Brian’s next movie project is advancing much more quickly than his first. He’s written a screenplay based on one of his books and he’s reuniting with John Stephenson on the movie production.
The film – with a working title of Friend or Foe? – isn’t autobiographical but is influenced and inspired by events and interests in Brian’s life.
He says: ‘It’s a thriller set in the world of commercial property development with locations in Britain, Toronto and Switzerland. It features motor racing and skiing and is very fast moving.
‘I have been going to Zermatt since 1970 and part of the film is about skiing there and although it’s not autobiographical you use your own experiences to shape the story and characters.
‘I had a motor racing accident and there’s quite a lot about that in the screenplay. I had very bad concussion after the worst accident I had in 1987. I was winning the pre-60 Championship at the time and it was the penultimate race. It was at Silverstone and my car spun and hit the wall sideways on. The car disintegrated and my head hit the pit wall. My wife and my mechanic thought I was dead. I would love to have won that championship but I was unable to race again until late 1988 and although I still enjoyed it after that, and raced until January last year, I was never really competitive again.’
The plan this time is to sell the film to international distributors prior to its being made in order to put together the budget needed. Brian and John believe that it will be easier to sell the film to audiences than Interlude in Prague and are looking forward to working together again.
Brian says: ‘John and I spark each other off – it’s a very good working relationship. He’s a very considerate director and said he didn’t want to change anything if it made me unhappy but equally I told him that I didn’t want to limit him and that if he thought he could improve the film to use the skills he had as a director. I think that helped us hit the right note from the beginning.’

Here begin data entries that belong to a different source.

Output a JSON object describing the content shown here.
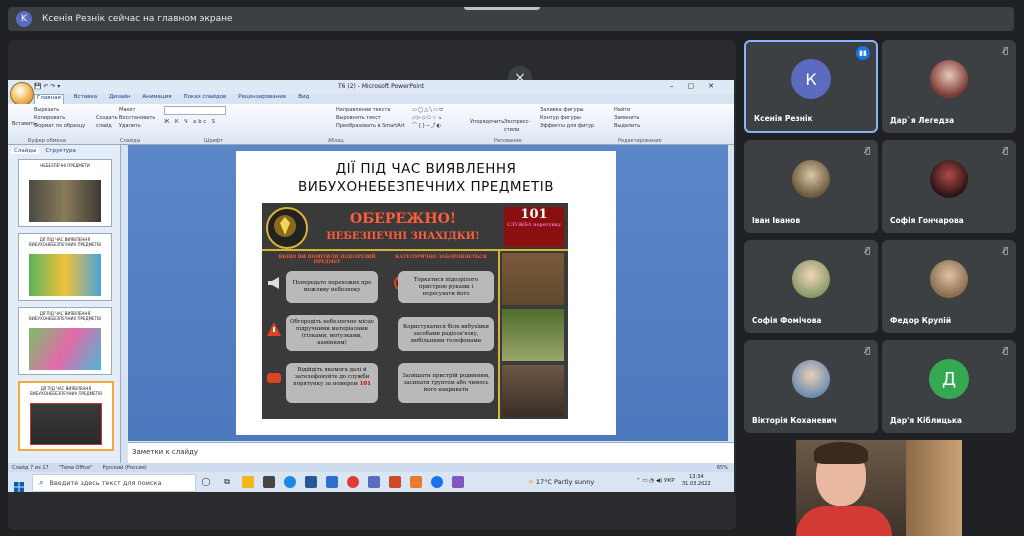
{
  "meet": {
    "presenter_initial": "K",
    "presenter_banner": "Ксенія Резнік сейчас на главном экране",
    "close_glyph": "×"
  },
  "ppt": {
    "window_title": "Т6 (2) - Microsoft PowerPoint",
    "ribbon_tabs": [
      "Главная",
      "Вставка",
      "Дизайн",
      "Анимация",
      "Показ слайдов",
      "Рецензирование",
      "Вид"
    ],
    "ribbon_groups": {
      "clipboard": {
        "paste": "Вставить",
        "cut": "Вырезать",
        "copy": "Копировать",
        "format": "Формат по образцу",
        "label": "Буфер обмена"
      },
      "slides": {
        "create": "Создать слайд",
        "layout": "Макет",
        "reset": "Восстановить",
        "delete": "Удалить",
        "label": "Слайды"
      },
      "font": {
        "label": "Шрифт"
      },
      "paragraph": {
        "label": "Абзац",
        "direction": "Направление текста",
        "align": "Выровнять текст",
        "smartart": "Преобразовать в SmartArt"
      },
      "drawing": {
        "label": "Рисование",
        "arrange": "Упорядочить",
        "styles": "Экспресс-стили",
        "fill": "Заливка фигуры",
        "outline": "Контур фигуры",
        "effects": "Эффекты для фигур"
      },
      "editing": {
        "label": "Редактирование",
        "find": "Найти",
        "replace": "Заменить",
        "select": "Выделить"
      }
    },
    "side_tabs": [
      "Слайды",
      "Структура"
    ],
    "thumbnails": [
      {
        "num": "4",
        "title": "НЕБЕЗПЕЧНІ ПРЕДМЕТИ"
      },
      {
        "num": "5",
        "title": "ДІЇ ПІД ЧАС ВИЯВЛЕННЯ ВИБУХОНЕБЕЗПЕЧНИХ ПРЕДМЕТІВ"
      },
      {
        "num": "6",
        "title": "ДІЇ ПІД ЧАС ВИЯВЛЕННЯ ВИБУХОНЕБЕЗПЕЧНИХ ПРЕДМЕТІВ"
      },
      {
        "num": "7",
        "title": "ДІЇ ПІД ЧАС ВИЯВЛЕННЯ ВИБУХОНЕБЕЗПЕЧНИХ ПРЕДМЕТІВ"
      }
    ],
    "slide": {
      "title_line1": "ДІЇ ПІД ЧАС ВИЯВЛЕННЯ",
      "title_line2": "ВИБУХОНЕБЕЗПЕЧНИХ ПРЕДМЕТІВ",
      "poster": {
        "warn_a": "ОБЕРЕЖНО!",
        "warn_b": "НЕБЕЗПЕЧНІ ЗНАХІДКИ!",
        "num": "101",
        "service": "СЛУЖБА порятунку",
        "col_left": "ЯКЩО ВИ ПОМІТИЛИ ПІДОЗРІЛИЙ ПРЕДМЕТ",
        "col_right": "КАТЕГОРИЧНО ЗАБОРОНЯЄТЬСЯ",
        "l1": "Попередьте перехожих про можливу небезпеку",
        "l2": "Обгородіть небезпечне місце підручними матеріалами (гілками, мотузками, камінням)",
        "l3a": "Відійдіть якомога далі й зателефонуйте до служби порятунку за номером",
        "l3b": "101",
        "r1": "Торкатися підозрілого пристрою руками і пересувати його",
        "r2": "Користуватися біля вибухівки засобами радіозв'язку, мобільними телефонами",
        "r3": "Залишати пристрій родинним, засипати ґрунтом або чимось його накривати"
      }
    },
    "notes_placeholder": "Заметки к слайду",
    "status": {
      "slide": "Слайд 7 из 17",
      "theme": "\"Тема Office\"",
      "lang": "Русский (Россия)",
      "zoom": "65%"
    },
    "taskbar": {
      "search_placeholder": "Введите здесь текст для поиска",
      "weather": "17°C  Partly sunny",
      "lang": "УКР",
      "time": "13:34",
      "date": "31.03.2022"
    }
  },
  "participants": [
    {
      "name": "Ксенія Резнік",
      "initial": "К",
      "color": "#5c6bc0",
      "speaking": true
    },
    {
      "name": "Дар`я Легедза",
      "photo": "#7b3a35"
    },
    {
      "name": "Іван Іванов",
      "photo": "#6e5a3c"
    },
    {
      "name": "Софія Гончарова",
      "photo": "#2a1414"
    },
    {
      "name": "Софія Фомічова",
      "photo": "#8a9b6a"
    },
    {
      "name": "Федор Крупій",
      "photo": "#8a6e4f"
    },
    {
      "name": "Вікторія Коханевич",
      "photo": "#6f8eb3"
    },
    {
      "name": "Дар'я Кіблицька",
      "initial": "Д",
      "color": "#34a853"
    }
  ],
  "colors": {
    "meet_bg": "#202124",
    "tile_bg": "#3c4043",
    "accent": "#8ab4f8",
    "warning_red": "#ff5d3a",
    "gold": "#d6b43a"
  }
}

For Brian it’s a late career change that he’s taken to with a passion, ‘I enjoy doing very different things. I thoroughly enjoyed commercial property development, not only here but in America and Canada, and the motor racing and skiing as well. I wasn’t getting far with the writing at that stage nor with films but here we are now.
‘I seem to have started everything rather late in life – skiing when I was 28, golf in my 40s, motor racing when I was 45 and especially screenwriting. I wasn’t really planning a third film but since the first one came out people have started coming to me with ideas and asking if I can help so even though I’m knocking on a bit, while I’m healthy I wouldn’t rule more out – especially if the second goes more smoothly.’

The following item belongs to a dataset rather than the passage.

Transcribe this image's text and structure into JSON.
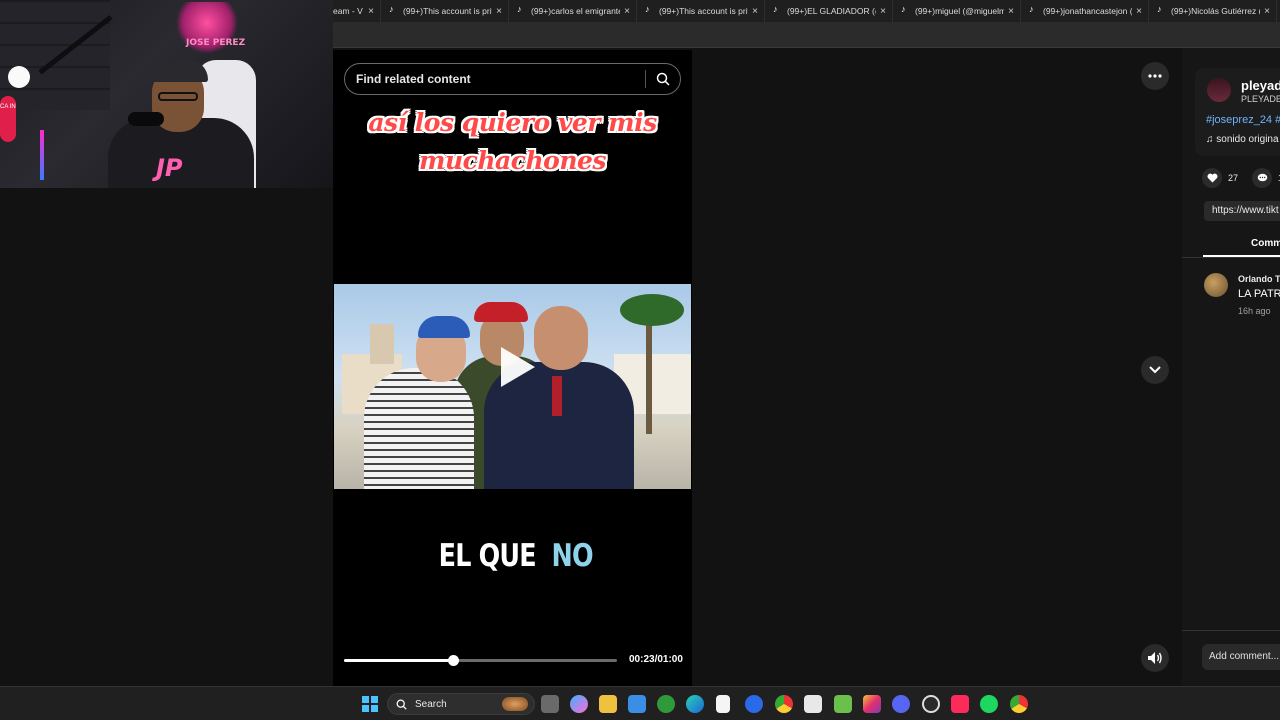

INTERLUDE IN PRAGUE
Set in 1787, Interlude in Prague is a well-researched story based on true-life events which resulted in the creation of the Mozart opera Don Giovanni. Like the Oscar-winning Amadeus, it mixes fact and faction to create a film about the great composer. It has been likened to Shakespeare in Love and Dangerous Liaisons.
It’s based on Brian Ashby’s screenplay. He says: ‘I absolutely love Mozart’s music and he’s a very intriguing character, so I decided to write a factional story which is a bit of a thriller but also tells you a lot about the time and place.’
Mozart is brought to Prague by Baron Saloka a vain aristocrat and begins work on a new opera for the Nostitz Theatre. However, Mozart’s presence in Prague sparks a series of dramatic events when a young soprano who is betrothed to Saloka falls in love with Mozart. It’s these tangled emotions that inspire one of Mozart’s most famous works.
Interlude in Prague stars Aneurin Barnard, James Purefoy, Samantha Barks, Morfydd Clark and Adrian Edmondson.
It’s out to buy on DVD and available from Amazon. It can also be streamed or downloaded on Amazon Prime or watched on Sky Movies.